DOZENS gathered outside the town hall last night in protest of the council “silencing” efforts to protect the countryside.

They made their feelings known to Greater Manchester mayor Andy Burnham who was greeted with a hostile reception from the Bury Folk Keep It Green campaigners.

He stepped out of his car to address the angry crowd who were chanting “shame on you” and calling him a “traitor”.

The protest was sparked by a series of controversial decisions by Bury Council including the removal of the campaign group’s petition from its website.

James Mason said he counted around 170 people outside the town hall at one point and thinks there may have been more.

He said: “We feel we are being silenced. It’s crossed over to a democratic issue.”

An e-petition opposing the city-region’s masterplan which would see thousands of homes being built on Bury’s green belt was taken down from the council’s website with staff citing pre-election rules as the reason.

This followed the borough solicitor’s decision last week not to allow the Conservatives to put forward a motion about the Greater Manchester Spatial Framework (GMSF) at last night’s council meeting.

Mr Mason said: “It’s probably the biggest issue that Bury has faced in quite a long time and we are just being silenced.”

Bury Times:

He was grateful for Mr Burnham speaking to the hostile crowd during their protest and offering to meet leaders of the group.

The mayor, who was at the town hall to discuss changes to the fire and rescue service, told protestors that the housing numbers proposed in the GMSF are as low as they can be.

He said: “My aim has been to reduce it as much as I possibly can but if you look at what the government are saying, they are saying I’ve gone too low. The minister has said that in the house only this week. So, if I could reduce it further, I would. But I’m under pressure.”

The revised draft of the controversial masterplan proposes building 201,000 homes across Greater Manchester with 9,500 of them allocated in Bury.

This means the net loss to green belt land has been cut by 40 per cent since the original draft, but 12 per cent of the borough’s protected beauty spots would still be released if the new plans go ahead.

Conservative councillors stood with protestors before the council meeting began, choosing to boycott the annual photograph of all elected members.

READ MORE: Politicians banned from making political comments at 'farce' council meeting

Tory leader James Daly paid tribute to the organisers and all those who attended.

He said: “The protest not only was part of the fight to protect our green belt but was a statement in support of those who felt this crucial issue should have been debated by their locally elected representatives.”

Bury Times:

Council leader Rishi Shori praised the protestors for their peaceful behaviour despite emotions running high.

He said: “From my perspective it was good to see members of the campaign group expressing their right to peaceful process in relation to what is a very controversial issue.

“I would like to thank members of Bury Folk for the manner in which they conducted themselves outside the council meeting and in the chambers during the council meeting.

“We will be actively analysing the results of the consultation and as I said last night, I have already begun engaging with the planning inspector to look at how we can mitigate the impact on green belt land."

A council spokesman said: "In the period immediately before an election or referendum, the council has to deal with petitions differently.

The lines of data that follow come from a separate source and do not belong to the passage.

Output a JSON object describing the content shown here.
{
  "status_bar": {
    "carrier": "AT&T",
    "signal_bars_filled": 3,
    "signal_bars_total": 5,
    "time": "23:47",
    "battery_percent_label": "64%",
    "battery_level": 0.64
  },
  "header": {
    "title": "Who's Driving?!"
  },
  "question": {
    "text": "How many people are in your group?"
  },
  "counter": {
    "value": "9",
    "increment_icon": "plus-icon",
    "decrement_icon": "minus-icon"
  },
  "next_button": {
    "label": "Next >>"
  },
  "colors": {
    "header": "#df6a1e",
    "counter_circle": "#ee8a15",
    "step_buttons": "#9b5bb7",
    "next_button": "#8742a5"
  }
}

This is because the council is subject to legal restrictions which apply to the use of council facilities, resources and publicity during this period. This is to ensure that the council is not using public money to influence the outcome of the election.

“The matter of the draft Greater Manchester Spatial Framework is a politically contentious issue. Accordingly, while we can accept the petition, a revised timescale will apply and the petition will not go on to the council website until after the local elections (which take place on May 2). It was purely due to an administrative oversight that resulted in the petition going on our website briefly.

“The petitioner has asked for the petition to run on our website for six months, so there will be plenty of time for anyone to sign it if they wish.”